Adolescent substance use and family dynamics
The purpose of this research project was to explore the family structural variables of cohesion and adaptability as well as extracurricular activities, peer influences, and personal attitudes as they were manifested in adolescents classified as nonusers, users, and/or abusers of alcohol/drugs. Two hundred and thirty-seven adolescents responded to written questionnaires including the Alcohol and Drug Use Index, a reduced form of the Family Adaptability and Cohesion Evaluation Scales (FACES III), the Student Attitude and Behavior Questionnaire, and a Demographic Questionnaire. Information was obtained on age and grade level, gender and ethnicity, parental characteristics, and student's educational aspirations in an effort to identify factors associated with teenage alcohol/drug use.

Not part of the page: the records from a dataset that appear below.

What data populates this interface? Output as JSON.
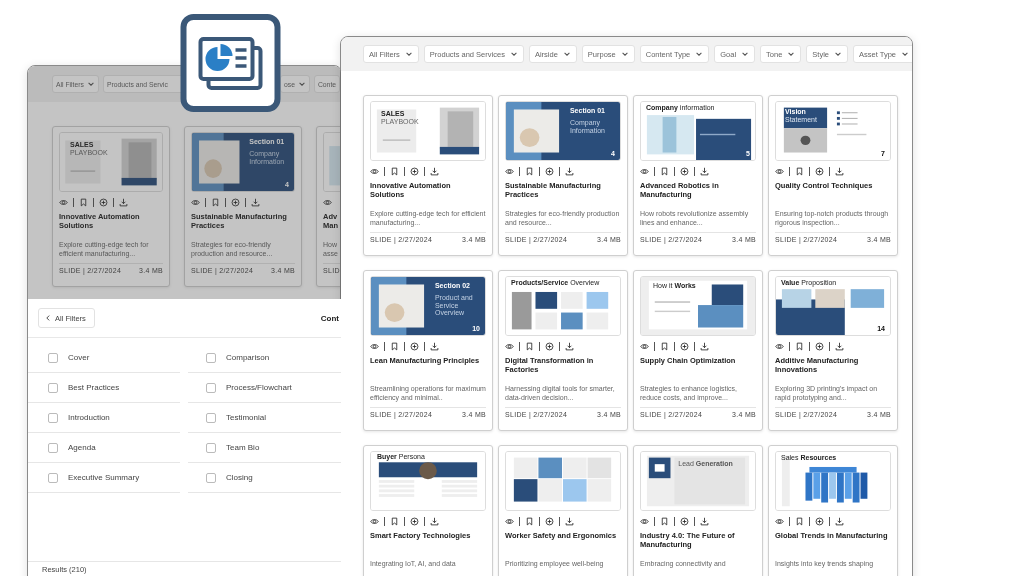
{
  "back_window": {
    "filters": [
      {
        "label": "All Filters",
        "chevron": true
      },
      {
        "label": "Products and Servic",
        "chevron": false
      },
      {
        "label": "ose",
        "chevron": true
      },
      {
        "label": "Conte",
        "chevron": false
      }
    ],
    "cards": [
      {
        "thumb": {
          "kind": "cover",
          "heading": "SALES",
          "subheading": "PLAYBOOK"
        },
        "title": "Innovative Automation Solutions",
        "description": "Explore cutting-edge tech for efficient manufacturing...",
        "meta": "SLIDE | 2/27/2024",
        "size": "3.4 MB"
      },
      {
        "thumb": {
          "kind": "section",
          "heading": "Section 01",
          "subheading": "Company Information",
          "number": "4"
        },
        "title": "Sustainable Manufacturing Practices",
        "description": "Strategies for eco-friendly production and resource...",
        "meta": "SLIDE | 2/27/2024",
        "size": "3.4 MB"
      },
      {
        "partial": true,
        "thumb": {
          "kind": "info"
        },
        "title": "Adv Man",
        "description": "How asse",
        "meta": "SLID"
      }
    ],
    "filter_panel": {
      "back_label": "All Filters",
      "heading": "Cont",
      "options": [
        {
          "label": "Cover",
          "checked": false
        },
        {
          "label": "Comparison",
          "checked": false
        },
        {
          "label": "Best Practices",
          "checked": false
        },
        {
          "label": "Process/Flowchart",
          "checked": false
        },
        {
          "label": "Introduction",
          "checked": false
        },
        {
          "label": "Testimonial",
          "checked": false
        },
        {
          "label": "Agenda",
          "checked": false
        },
        {
          "label": "Team Bio",
          "checked": false
        },
        {
          "label": "Executive Summary",
          "checked": false
        },
        {
          "label": "Closing",
          "checked": false
        }
      ],
      "results": "Results (210)"
    }
  },
  "main_window": {
    "filters": [
      {
        "label": "All Filters",
        "chevron": true
      },
      {
        "label": "Products and Services",
        "chevron": true
      },
      {
        "label": "Airside",
        "chevron": true
      },
      {
        "label": "Purpose",
        "chevron": true
      },
      {
        "label": "Content Type",
        "chevron": true
      },
      {
        "label": "Goal",
        "chevron": true
      },
      {
        "label": "Tone",
        "chevron": true
      },
      {
        "label": "Style",
        "chevron": true
      },
      {
        "label": "Asset Type",
        "chevron": true
      }
    ],
    "cards": [
      {
        "thumb": {
          "kind": "cover",
          "heading": "SALES",
          "subheading": "PLAYBOOK"
        },
        "title": "Innovative Automation Solutions",
        "description": "Explore cutting-edge tech for efficient manufacturing...",
        "meta": "SLIDE | 2/27/2024",
        "size": "3.4 MB"
      },
      {
        "thumb": {
          "kind": "section",
          "heading": "Section 01",
          "subheading": "Company Information",
          "number": "4"
        },
        "title": "Sustainable Manufacturing Practices",
        "description": "Strategies for eco-friendly production and resource...",
        "meta": "SLIDE | 2/27/2024",
        "size": "3.4 MB"
      },
      {
        "thumb": {
          "kind": "info",
          "heading": "**Company** information",
          "number": "5"
        },
        "title": "Advanced Robotics in Manufacturing",
        "description": "How robots revolutionize assembly lines and enhance...",
        "meta": "SLIDE | 2/27/2024",
        "size": "3.4 MB"
      },
      {
        "thumb": {
          "kind": "vision",
          "heading": "Vision",
          "subheading": "Statement",
          "number": "7"
        },
        "title": "Quality Control Techniques",
        "description": "Ensuring top-notch products through rigorous inspection...",
        "meta": "SLIDE | 2/27/2024",
        "size": "3.4 MB"
      },
      {
        "thumb": {
          "kind": "section",
          "heading": "Section 02",
          "subheading": "Product and Service Overview",
          "number": "10"
        },
        "title": "Lean Manufacturing Principles",
        "description": "Streamlining operations for maximum efficiency and minimal..",
        "meta": "SLIDE | 2/27/2024",
        "size": "3.4 MB"
      },
      {
        "thumb": {
          "kind": "grid",
          "heading": "**Products/Service** Overview"
        },
        "title": "Digital Transformation in Factories",
        "description": "Harnessing digital tools for smarter, data-driven decision...",
        "meta": "SLIDE | 2/27/2024",
        "size": "3.4 MB"
      },
      {
        "thumb": {
          "kind": "how",
          "heading": "How it **Works**"
        },
        "title": "Supply Chain Optimization",
        "description": "Strategies to enhance logistics, reduce costs, and improve...",
        "meta": "SLIDE | 2/27/2024",
        "size": "3.4 MB"
      },
      {
        "thumb": {
          "kind": "value",
          "heading": "**Value** Proposition",
          "number": "14"
        },
        "title": "Additive Manufacturing Innovations",
        "description": "Exploring 3D printing's impact on rapid prototyping and...",
        "meta": "SLIDE | 2/27/2024",
        "size": "3.4 MB"
      },
      {
        "thumb": {
          "kind": "persona",
          "heading": "**Buyer** Persona"
        },
        "title": "Smart Factory Technologies",
        "description": "Integrating IoT, AI, and data"
      },
      {
        "thumb": {
          "kind": "tiles"
        },
        "title": "Worker Safety and Ergonomics",
        "description": "Prioritizing employee well-being"
      },
      {
        "thumb": {
          "kind": "lead",
          "heading": "Lead **Generation**"
        },
        "title": "Industry 4.0: The Future of Manufacturing",
        "description": "Embracing connectivity and"
      },
      {
        "thumb": {
          "kind": "resources",
          "heading": "Sales **Resources**"
        },
        "title": "Global Trends in Manufacturing",
        "description": "Insights into key trends shaping"
      }
    ]
  }
}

Some of the major findings suggested that the users/abusers groups reported less involvement with their families, educational pursuits, and extracurricular activities when compared to their nondrug using counterparts. The statistical analysis also confirmed some aspects of structural family therapy theory and refuted other aspects. The results of this study were also compared to prior research on adolescent substance use. These results further expanded the understanding of factors associated with adolescent use/abuse of alcohol/drugs.